ABOUT THIS TASK —
In the records below, find every line that contains "music" and list it.

════════════════════

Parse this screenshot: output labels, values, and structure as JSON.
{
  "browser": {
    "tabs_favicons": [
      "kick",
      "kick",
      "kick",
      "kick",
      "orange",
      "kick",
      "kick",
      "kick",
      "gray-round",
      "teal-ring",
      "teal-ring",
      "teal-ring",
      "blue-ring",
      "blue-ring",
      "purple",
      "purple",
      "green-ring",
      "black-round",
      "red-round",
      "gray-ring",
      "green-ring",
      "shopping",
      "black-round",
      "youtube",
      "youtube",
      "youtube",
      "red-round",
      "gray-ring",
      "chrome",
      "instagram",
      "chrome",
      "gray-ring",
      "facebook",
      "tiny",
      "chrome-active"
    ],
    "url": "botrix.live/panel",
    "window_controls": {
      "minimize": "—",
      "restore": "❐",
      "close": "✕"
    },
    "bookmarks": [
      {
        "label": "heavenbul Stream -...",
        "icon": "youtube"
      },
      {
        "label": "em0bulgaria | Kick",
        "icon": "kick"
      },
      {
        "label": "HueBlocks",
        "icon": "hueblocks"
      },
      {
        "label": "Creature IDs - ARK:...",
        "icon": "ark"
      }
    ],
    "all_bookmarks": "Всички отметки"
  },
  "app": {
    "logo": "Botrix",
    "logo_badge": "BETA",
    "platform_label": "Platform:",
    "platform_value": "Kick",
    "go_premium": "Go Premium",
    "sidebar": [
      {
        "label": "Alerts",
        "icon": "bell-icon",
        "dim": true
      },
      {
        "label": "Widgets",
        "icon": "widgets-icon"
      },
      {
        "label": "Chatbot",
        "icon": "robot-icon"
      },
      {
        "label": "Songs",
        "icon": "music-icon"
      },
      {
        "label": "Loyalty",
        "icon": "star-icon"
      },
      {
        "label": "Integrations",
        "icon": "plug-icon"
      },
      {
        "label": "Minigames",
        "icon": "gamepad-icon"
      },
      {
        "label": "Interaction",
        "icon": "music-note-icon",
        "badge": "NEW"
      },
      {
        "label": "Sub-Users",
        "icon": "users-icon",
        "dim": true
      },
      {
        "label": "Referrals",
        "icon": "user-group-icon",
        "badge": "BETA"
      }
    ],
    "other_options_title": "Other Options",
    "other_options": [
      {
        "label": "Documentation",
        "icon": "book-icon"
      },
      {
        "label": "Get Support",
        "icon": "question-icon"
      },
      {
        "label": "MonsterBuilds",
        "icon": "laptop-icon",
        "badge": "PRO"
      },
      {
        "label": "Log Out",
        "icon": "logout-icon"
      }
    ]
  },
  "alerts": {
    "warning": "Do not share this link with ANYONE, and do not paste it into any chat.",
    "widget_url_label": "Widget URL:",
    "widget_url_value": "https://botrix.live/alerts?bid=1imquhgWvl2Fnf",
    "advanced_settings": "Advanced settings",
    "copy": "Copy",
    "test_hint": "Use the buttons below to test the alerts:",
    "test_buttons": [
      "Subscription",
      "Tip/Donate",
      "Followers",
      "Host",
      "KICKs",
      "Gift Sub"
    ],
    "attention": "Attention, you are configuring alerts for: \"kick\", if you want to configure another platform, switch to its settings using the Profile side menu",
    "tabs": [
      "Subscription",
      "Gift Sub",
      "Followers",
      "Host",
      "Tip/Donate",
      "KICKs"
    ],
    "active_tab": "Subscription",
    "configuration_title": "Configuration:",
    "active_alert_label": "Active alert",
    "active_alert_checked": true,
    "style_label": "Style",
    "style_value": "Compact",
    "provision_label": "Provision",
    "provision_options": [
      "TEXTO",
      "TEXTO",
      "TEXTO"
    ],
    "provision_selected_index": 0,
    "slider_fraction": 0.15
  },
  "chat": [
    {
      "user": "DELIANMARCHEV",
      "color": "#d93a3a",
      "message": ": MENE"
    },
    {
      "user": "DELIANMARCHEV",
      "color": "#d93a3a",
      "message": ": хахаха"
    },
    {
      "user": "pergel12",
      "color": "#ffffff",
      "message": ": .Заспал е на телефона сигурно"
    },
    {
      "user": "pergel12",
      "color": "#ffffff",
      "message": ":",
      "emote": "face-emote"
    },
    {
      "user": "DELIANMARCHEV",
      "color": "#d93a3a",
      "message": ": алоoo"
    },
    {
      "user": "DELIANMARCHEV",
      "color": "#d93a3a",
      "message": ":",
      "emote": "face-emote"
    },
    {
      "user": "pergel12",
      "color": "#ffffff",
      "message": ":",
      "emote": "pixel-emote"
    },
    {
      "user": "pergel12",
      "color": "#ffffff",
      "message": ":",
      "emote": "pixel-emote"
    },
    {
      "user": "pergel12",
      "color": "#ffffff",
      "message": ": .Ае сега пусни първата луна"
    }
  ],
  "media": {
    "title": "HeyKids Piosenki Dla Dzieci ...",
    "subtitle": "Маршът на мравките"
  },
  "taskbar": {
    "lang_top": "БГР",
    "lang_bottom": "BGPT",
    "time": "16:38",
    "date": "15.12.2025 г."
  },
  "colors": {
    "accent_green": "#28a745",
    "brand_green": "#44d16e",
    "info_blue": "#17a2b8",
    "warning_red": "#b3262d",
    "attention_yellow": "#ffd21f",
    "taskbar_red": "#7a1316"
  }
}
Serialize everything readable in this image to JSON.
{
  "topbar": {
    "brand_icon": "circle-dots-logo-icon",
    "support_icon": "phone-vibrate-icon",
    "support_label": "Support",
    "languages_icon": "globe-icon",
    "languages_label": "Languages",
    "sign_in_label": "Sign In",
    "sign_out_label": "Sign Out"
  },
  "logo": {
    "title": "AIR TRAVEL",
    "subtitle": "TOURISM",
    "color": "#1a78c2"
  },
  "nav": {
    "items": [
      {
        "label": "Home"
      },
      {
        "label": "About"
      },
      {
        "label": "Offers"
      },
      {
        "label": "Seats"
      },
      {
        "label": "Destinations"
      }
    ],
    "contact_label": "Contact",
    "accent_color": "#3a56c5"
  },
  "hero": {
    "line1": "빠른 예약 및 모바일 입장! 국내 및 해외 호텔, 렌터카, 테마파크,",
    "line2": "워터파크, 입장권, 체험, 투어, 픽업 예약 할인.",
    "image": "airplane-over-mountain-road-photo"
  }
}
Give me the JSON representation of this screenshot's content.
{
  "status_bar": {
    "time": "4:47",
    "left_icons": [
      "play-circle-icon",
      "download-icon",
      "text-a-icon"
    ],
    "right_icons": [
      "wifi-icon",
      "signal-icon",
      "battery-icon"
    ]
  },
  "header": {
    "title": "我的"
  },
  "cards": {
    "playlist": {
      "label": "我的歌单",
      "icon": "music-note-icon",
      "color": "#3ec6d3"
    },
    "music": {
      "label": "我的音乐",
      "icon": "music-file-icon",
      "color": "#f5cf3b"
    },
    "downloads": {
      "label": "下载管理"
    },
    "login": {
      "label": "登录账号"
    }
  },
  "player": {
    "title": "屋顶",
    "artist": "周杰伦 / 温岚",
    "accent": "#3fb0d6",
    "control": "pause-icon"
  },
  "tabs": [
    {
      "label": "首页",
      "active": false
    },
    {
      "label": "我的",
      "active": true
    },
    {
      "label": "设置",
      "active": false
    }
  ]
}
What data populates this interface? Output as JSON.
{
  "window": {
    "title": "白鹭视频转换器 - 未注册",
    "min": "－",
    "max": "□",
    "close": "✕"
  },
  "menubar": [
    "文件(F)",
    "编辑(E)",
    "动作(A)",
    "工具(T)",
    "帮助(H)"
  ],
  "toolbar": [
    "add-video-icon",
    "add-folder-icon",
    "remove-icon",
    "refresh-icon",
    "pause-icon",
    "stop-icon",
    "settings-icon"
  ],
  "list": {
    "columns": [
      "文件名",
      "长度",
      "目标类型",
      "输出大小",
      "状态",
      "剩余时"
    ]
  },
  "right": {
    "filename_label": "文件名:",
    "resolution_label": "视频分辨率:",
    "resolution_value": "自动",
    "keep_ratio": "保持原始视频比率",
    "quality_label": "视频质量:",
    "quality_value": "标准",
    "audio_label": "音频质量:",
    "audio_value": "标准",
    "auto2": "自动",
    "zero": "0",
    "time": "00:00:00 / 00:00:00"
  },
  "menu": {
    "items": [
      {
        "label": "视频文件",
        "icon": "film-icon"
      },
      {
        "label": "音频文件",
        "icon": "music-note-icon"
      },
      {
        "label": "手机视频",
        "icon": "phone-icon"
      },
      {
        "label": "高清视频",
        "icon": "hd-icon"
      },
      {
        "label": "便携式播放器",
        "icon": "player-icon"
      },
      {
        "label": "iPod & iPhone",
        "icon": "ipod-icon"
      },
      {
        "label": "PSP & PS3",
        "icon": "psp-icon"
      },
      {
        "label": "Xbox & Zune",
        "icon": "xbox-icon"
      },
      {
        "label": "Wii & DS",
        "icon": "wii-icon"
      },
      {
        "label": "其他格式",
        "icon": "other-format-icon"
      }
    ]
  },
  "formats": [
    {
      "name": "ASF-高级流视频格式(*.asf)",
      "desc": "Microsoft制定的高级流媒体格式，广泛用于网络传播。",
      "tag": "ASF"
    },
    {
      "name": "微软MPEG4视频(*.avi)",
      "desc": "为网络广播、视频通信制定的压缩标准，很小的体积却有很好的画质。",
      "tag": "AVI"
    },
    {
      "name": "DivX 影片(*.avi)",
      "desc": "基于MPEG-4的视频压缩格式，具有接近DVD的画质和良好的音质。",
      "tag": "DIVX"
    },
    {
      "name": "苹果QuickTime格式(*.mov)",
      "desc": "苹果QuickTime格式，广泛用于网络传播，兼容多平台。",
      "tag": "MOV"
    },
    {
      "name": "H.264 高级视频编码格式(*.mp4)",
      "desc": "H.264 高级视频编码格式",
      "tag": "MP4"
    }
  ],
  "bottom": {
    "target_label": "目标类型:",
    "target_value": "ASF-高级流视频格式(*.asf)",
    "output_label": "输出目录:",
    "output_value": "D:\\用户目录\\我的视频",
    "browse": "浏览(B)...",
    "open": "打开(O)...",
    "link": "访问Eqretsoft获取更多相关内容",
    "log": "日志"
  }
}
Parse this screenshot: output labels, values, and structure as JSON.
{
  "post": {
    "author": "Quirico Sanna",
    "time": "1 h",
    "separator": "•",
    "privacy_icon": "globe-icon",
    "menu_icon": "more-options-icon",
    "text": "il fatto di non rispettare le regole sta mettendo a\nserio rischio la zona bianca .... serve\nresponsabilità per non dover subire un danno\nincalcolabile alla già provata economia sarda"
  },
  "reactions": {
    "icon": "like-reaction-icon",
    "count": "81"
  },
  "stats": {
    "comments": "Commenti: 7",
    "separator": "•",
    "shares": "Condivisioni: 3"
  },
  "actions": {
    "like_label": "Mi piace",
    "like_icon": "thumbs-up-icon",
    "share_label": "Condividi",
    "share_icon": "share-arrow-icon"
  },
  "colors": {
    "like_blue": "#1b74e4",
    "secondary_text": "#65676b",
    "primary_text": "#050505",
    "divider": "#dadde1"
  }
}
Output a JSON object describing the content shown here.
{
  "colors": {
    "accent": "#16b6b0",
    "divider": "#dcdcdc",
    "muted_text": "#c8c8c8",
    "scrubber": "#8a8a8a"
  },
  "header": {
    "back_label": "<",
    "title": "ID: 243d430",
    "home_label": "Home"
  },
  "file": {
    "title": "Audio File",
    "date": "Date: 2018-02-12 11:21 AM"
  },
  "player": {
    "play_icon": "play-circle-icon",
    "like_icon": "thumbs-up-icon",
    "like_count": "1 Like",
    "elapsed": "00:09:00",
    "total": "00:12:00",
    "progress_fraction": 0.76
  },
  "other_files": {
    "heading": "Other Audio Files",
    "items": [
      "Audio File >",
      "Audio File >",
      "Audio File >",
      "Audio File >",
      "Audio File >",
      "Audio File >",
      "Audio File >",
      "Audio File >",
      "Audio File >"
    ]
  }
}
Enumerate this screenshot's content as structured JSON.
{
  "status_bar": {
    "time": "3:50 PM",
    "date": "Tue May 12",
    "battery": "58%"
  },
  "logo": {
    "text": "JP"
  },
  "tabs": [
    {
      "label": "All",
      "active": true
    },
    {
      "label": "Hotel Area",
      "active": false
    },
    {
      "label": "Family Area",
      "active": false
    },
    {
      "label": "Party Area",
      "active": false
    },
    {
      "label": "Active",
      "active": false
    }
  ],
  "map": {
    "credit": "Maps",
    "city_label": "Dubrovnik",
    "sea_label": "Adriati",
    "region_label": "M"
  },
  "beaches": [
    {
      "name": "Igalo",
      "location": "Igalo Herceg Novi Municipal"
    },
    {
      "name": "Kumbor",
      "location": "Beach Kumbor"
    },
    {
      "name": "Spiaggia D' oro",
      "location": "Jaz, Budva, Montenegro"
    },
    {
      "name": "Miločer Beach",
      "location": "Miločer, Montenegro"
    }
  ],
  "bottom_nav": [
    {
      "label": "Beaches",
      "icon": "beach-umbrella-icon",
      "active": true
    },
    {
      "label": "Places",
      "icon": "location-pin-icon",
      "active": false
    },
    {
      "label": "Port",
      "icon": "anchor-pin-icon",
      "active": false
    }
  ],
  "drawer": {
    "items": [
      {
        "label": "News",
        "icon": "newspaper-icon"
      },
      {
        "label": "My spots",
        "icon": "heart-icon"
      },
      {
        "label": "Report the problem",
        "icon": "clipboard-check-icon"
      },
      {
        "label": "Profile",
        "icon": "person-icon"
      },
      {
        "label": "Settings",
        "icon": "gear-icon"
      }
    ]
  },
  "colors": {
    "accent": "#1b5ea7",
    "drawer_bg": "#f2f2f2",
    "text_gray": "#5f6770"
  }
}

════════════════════

RESPONSE AREA —
        "icon": "music-icon"
        "icon": "music-note-icon",
      "icon": "music-note-icon",
    "music": {
      "icon": "music-file-icon",
        "icon": "music-note-icon"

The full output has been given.